A fortnight ago I was driven down to London and into the West End, to the heart of theatre land. I was dropped off in front of the Coliseum and promptly disappeared down a little passageway at the side, the narrowest alleyway in London. As we’d turned into Monmouth Street and approached St Martin’s Lane I commented that this had once been familiar territory to me but that was around forty-five years ago. Forty-five and nearly fifty years! I can hardly believe it. It seems almost like yesterday. Of course there have been changes. Monmouth Street looks much more prosperous than I remember and there seem to be so many more people around. Most of them, sadly, spilling out of the pubs and bars and standing with glasses in hand, drinking and crowding the pavements. It looks awful. You never used to see this. It was like it even down that narrow alleyway where with some care I had to thread my way through the throng and discover the door and doorbell of where I was to meet with two eminent men of the theatre.

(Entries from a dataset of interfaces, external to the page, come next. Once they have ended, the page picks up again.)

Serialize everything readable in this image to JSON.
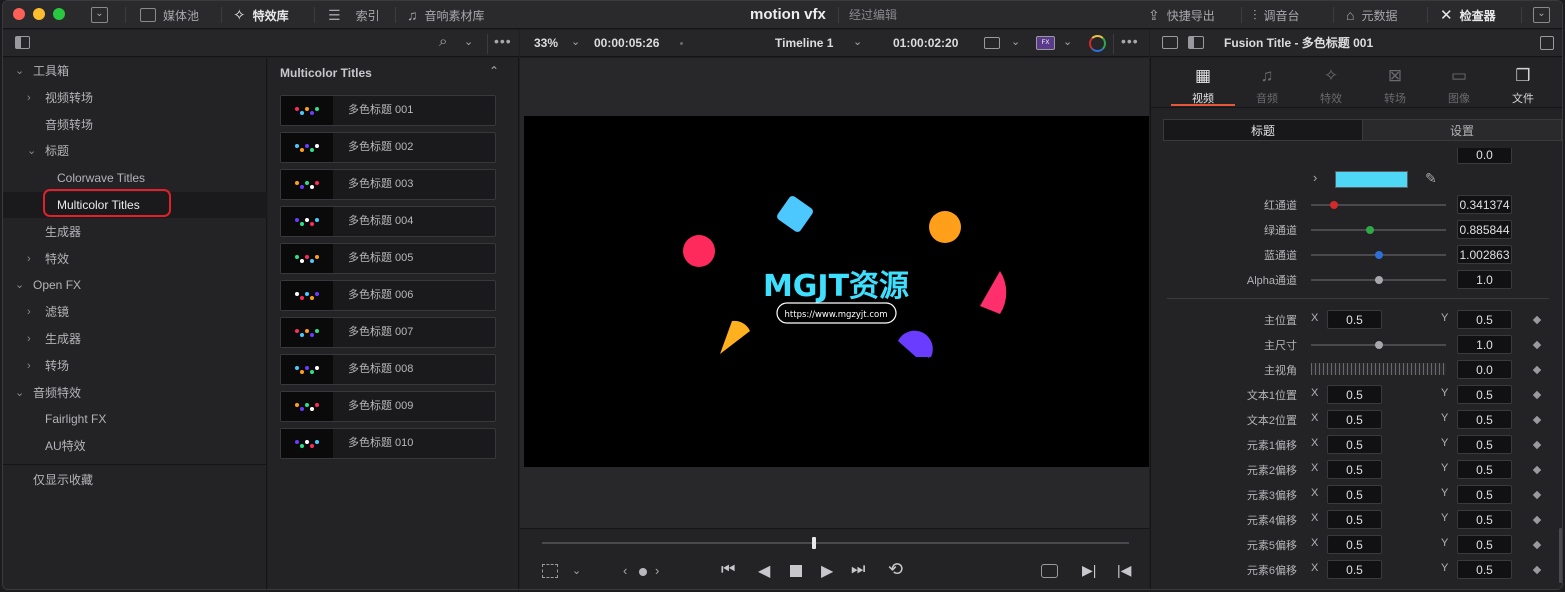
{
  "window": {
    "title": "motion vfx",
    "subtitle": "经过编辑"
  },
  "toolbar": {
    "media_pool": "媒体池",
    "effects_library": "特效库",
    "index": "索引",
    "sound_library": "音响素材库",
    "quick_export": "快捷导出",
    "mixer": "调音台",
    "metadata": "元数据",
    "inspector": "检查器"
  },
  "viewer_bar": {
    "zoom": "33%",
    "source_timecode": "00:00:05:26",
    "timeline_name": "Timeline 1",
    "record_timecode": "01:00:02:20"
  },
  "tree": {
    "items": [
      {
        "label": "工具箱",
        "level": 0,
        "chevron": "v"
      },
      {
        "label": "视频转场",
        "level": 1,
        "chevron": ">"
      },
      {
        "label": "音频转场",
        "level": 1,
        "chevron": ""
      },
      {
        "label": "标题",
        "level": 1,
        "chevron": "v"
      },
      {
        "label": "Colorwave Titles",
        "level": 2,
        "chevron": ""
      },
      {
        "label": "Multicolor Titles",
        "level": 2,
        "chevron": "",
        "selected": true
      },
      {
        "label": "生成器",
        "level": 1,
        "chevron": ""
      },
      {
        "label": "特效",
        "level": 1,
        "chevron": ">"
      },
      {
        "label": "Open FX",
        "level": 0,
        "chevron": "v"
      },
      {
        "label": "滤镜",
        "level": 1,
        "chevron": ">"
      },
      {
        "label": "生成器",
        "level": 1,
        "chevron": ">"
      },
      {
        "label": "转场",
        "level": 1,
        "chevron": ">"
      },
      {
        "label": "音频特效",
        "level": 0,
        "chevron": "v"
      },
      {
        "label": "Fairlight FX",
        "level": 1,
        "chevron": ""
      },
      {
        "label": "AU特效",
        "level": 1,
        "chevron": ""
      }
    ],
    "favorites_only": "仅显示收藏"
  },
  "effects": {
    "header": "Multicolor Titles",
    "items": [
      "多色标题 001",
      "多色标题 002",
      "多色标题 003",
      "多色标题 004",
      "多色标题 005",
      "多色标题 006",
      "多色标题 007",
      "多色标题 008",
      "多色标题 009",
      "多色标题 010"
    ]
  },
  "canvas": {
    "title_text": "MGJT资源",
    "url_text": "https://www.mgzyjt.com",
    "colors": {
      "red": "#ff2a5c",
      "blue": "#4cc8ff",
      "orange": "#ff9f1a",
      "pink": "#ff2f6e",
      "yellow": "#ffb01e",
      "purple": "#6a3cff",
      "cyan": "#3fe0ff"
    }
  },
  "inspector": {
    "title": "Fusion Title - 多色标题 001",
    "tabs": [
      "视频",
      "音频",
      "特效",
      "转场",
      "图像",
      "文件"
    ],
    "subtabs": [
      "标题",
      "设置"
    ],
    "top_value": "0.0",
    "swatch_color": "#4ed8f6",
    "channels": [
      {
        "label": "红通道",
        "value": "0.341374",
        "level": 0.17,
        "color": "#d22a2a"
      },
      {
        "label": "绿通道",
        "value": "0.885844",
        "level": 0.44,
        "color": "#2fa84a"
      },
      {
        "label": "蓝通道",
        "value": "1.002863",
        "level": 0.5,
        "color": "#2e6fd8"
      },
      {
        "label": "Alpha通道",
        "value": "1.0",
        "level": 0.5,
        "color": "#a8a8ac"
      }
    ],
    "master_position": {
      "label": "主位置",
      "x": "0.5",
      "y": "0.5"
    },
    "master_size": {
      "label": "主尺寸",
      "value": "1.0",
      "level": 0.5
    },
    "master_angle": {
      "label": "主视角",
      "value": "0.0"
    },
    "xy_rows": [
      {
        "label": "文本1位置",
        "x": "0.5",
        "y": "0.5"
      },
      {
        "label": "文本2位置",
        "x": "0.5",
        "y": "0.5"
      },
      {
        "label": "元素1偏移",
        "x": "0.5",
        "y": "0.5"
      },
      {
        "label": "元素2偏移",
        "x": "0.5",
        "y": "0.5"
      },
      {
        "label": "元素3偏移",
        "x": "0.5",
        "y": "0.5"
      },
      {
        "label": "元素4偏移",
        "x": "0.5",
        "y": "0.5"
      },
      {
        "label": "元素5偏移",
        "x": "0.5",
        "y": "0.5"
      },
      {
        "label": "元素6偏移",
        "x": "0.5",
        "y": "0.5"
      }
    ],
    "axis_x": "X",
    "axis_y": "Y"
  },
  "playback": {
    "progress": 0.46
  }
}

As nearly everyone reading this will know, a very long time ago I used to be an actor. What you might not know is that I had the privilege of training under an extraordinary team of gifted and creative people, first at the Central School of Speech & Drama and then at Drama Centre, London, which I helped found. I was just seventeen when I went to Central and quite unaware of what I was letting myself in for but within weeks I had become one of a loyal and devoted band of students of that unusual group of teachers. Leading them as Director of what was known as the Stage Course was John Blatchley and with him on the team was the great Harold Lang who taught Stanislavsky’s method, and the jewel in the crown, the wonderful Yat Malmgren who taught Action and the Psychology of Movement. Each had their assistants and with Yat there was Christopher Fettes, who, when Drama Centre opened, was to emerge as not just a teacher but easily as the most intelligent and creative director that I ever encountered. The performances he could draw out of young and inexperienced students were unbelievable. At the end of my second year at Central when I was barely nineteen, Gwyneth Thurburn, the Principal of Central, dismissed Yat, and then the rest of the team resigned. When we students were told we were furious and we went too. And out of that little student revolution, Drama Centre, London was born. It was to talk over how we might tell that story that that evening I met with Christopher and another former student of Drama Centre, Simon Callow.
I had never met Simon and although I’d heard of him I’ve never seen him on stage. I knew that he’d studied at Drama Centre and I believe that was nearly ten years after I left. I knew too that during my time at the National Theatre, he’d worked there in the box office. He’s also in that book on Olivier that I get a mention in. So we had some common ground and quite a few memories of bygone days to share and get us talking. And then we got onto the beginnings of Drama Centre and the student revolution that succeeded. The three of us talked non-stop for nearly three hours and at the end agreed that this was a story that had to be told. So, the plan is that later this year or early next, we will film some conversations with Simon, probably in Christopher’s flat.
Now, you might ask why am I involved with this. The theatre is after all a world I walked out of long, long ago. But you see, it can’t help but remain part of me and that early training has informed and affected all that I have done since. Yat’s extraordinary work on the psychology of movement still surfaces in my thinking and perception. And Buddhist investigation into the nature of being is echoed in Stanislavsky’s approach to analysing and portraying a character. For example, Buddhism speaks of the volition or intention that lies to a greater or lesser extent behind what we say and do and Buddhists are encouraged to be aware of that and to investigate those intentions. Similarly, Stanislavsky requires the actor to continually ask of the text, what is the character trying to do? Then, Yat had an interest in Buddhism. I think the first Buddhist book that I ever thumbed through was one I found in his flat. Ten years ago, after Yat’s death, Christopher wrote to me and said of Yat that, ‘Buddhism had affected him profoundly at various stages in his career; never more so than towards the close of his life, when he had lost the school and with it an active career as a teacher.’ So, you see, this story is a part of my story.
We’ll have to see what comes of it but at the very least, it was a great evening.